June 26, 2016


Green makeovers

Accent Editor

Like many soon-to-be-mothers, author Helen Coronato started to realize the significance of her environment when she was pregnant with her first son, now 3.

“Once I became pregnant, I really had to look at my lifestyle and what I was eating and what I was using,” said Coronato, calling from her home in New Jersey.

When she learned about some of the potential dangers of the household cleaners she had in the house, she started looking for alternatives.

But it was hard to know where to stop.

“That kind of started this landslide,” she said. “I became very overwhelmed that there was a right way of doing things and a wrong way of doing things.”

So, she took matters in her own hands.

“I wrote the book I was looking for,” Coronato said.
Enter “Eco-Friendly Families” (Alpha Books, $15.95), a great resource for parents hoping to make small changes in their home toward a greener lifestyle.

“It’s a map of small changes I can make,” Coronato said.
Inside, she advises her readers to view her book as a manual — dog ear the pages, write notes in the margins and highlight sections that work for your family. It breaks things down into a 12-month calendar, full of fun, simple ideas that can make a big difference. In May, jump in the mud puddles and collect rocks; in November, create centerpieces out of nature’s decorations, like rocks, leaves or pinecones.

And because every family is busy, short “five-minute makeovers” make it really easy. For example, in a section on avoiding plastic bags, Coronato suggests using a decorated canvas bag to wrap a child’s gift for a birthday party.

“Five-minute makeovers really help you keep on track,” Coronato said. “Everybody can find five minutes in your week to make a difference.”

The book also points to Web sites and organizations that can help families make more informed choices for themselves and for the environment. And, it gives parents advice on how to talk to their kids about going green in a language they will understand. For younger children, that may mean explaining that turning off the water when brushing your teeth means more water for the trees to drink, Coronato writes.

So what does Coronato hope parents will understand when they finish reading the book?
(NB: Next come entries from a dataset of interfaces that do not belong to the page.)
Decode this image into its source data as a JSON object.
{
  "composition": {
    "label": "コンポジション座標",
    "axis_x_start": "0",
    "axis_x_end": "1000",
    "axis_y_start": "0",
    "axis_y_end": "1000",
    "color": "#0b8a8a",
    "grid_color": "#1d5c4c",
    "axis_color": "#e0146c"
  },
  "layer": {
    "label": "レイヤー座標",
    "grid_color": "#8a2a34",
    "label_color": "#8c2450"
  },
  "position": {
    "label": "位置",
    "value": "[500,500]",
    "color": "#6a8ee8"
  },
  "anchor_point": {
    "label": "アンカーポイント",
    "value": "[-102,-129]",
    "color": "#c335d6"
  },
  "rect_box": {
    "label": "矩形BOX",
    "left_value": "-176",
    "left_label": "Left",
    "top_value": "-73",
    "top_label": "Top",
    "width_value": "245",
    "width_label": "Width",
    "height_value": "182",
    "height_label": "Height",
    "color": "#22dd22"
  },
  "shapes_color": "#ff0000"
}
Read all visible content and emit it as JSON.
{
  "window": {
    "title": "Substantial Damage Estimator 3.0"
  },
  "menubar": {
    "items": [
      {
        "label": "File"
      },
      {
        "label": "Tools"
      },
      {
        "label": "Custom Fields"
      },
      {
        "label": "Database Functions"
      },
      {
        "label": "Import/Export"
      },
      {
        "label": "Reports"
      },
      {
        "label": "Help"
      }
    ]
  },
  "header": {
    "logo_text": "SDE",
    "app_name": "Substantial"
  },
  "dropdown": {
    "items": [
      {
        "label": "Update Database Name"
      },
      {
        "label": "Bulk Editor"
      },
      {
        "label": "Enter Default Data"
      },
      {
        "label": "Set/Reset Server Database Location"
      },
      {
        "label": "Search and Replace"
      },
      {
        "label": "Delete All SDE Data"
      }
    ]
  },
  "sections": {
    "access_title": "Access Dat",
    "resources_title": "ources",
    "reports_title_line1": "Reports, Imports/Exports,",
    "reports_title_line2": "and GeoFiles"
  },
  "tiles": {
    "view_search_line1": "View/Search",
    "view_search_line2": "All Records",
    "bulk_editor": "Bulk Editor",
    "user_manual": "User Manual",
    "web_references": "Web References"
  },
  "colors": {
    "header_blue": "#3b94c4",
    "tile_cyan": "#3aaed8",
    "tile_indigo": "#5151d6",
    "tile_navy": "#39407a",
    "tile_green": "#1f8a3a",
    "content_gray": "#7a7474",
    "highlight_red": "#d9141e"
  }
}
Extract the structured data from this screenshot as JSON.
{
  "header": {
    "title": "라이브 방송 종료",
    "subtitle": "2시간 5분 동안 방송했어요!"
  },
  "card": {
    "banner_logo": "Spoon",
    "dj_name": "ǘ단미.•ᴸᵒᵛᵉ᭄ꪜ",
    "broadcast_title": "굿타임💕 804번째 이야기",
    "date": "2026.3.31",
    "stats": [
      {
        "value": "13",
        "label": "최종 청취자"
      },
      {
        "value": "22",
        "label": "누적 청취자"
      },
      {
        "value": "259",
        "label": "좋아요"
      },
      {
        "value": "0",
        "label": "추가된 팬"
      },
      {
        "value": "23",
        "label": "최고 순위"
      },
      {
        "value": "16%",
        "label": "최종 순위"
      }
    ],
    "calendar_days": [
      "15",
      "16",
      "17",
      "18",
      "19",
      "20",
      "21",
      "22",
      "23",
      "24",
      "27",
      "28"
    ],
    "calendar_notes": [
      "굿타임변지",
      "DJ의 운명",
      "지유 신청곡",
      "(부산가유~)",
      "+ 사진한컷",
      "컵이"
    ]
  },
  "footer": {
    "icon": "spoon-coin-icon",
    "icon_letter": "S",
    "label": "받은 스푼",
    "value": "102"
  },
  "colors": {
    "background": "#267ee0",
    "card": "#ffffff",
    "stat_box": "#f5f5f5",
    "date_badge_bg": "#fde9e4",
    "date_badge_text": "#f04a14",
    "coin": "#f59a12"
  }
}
“I hope what they take away is that we’re raising the next generation of environmental stewards,” Coronato said. “We’re doing a huge favor for ourselves and for others.”

Winn may be reached at 330-721-4053 or kwinn@ohio.net.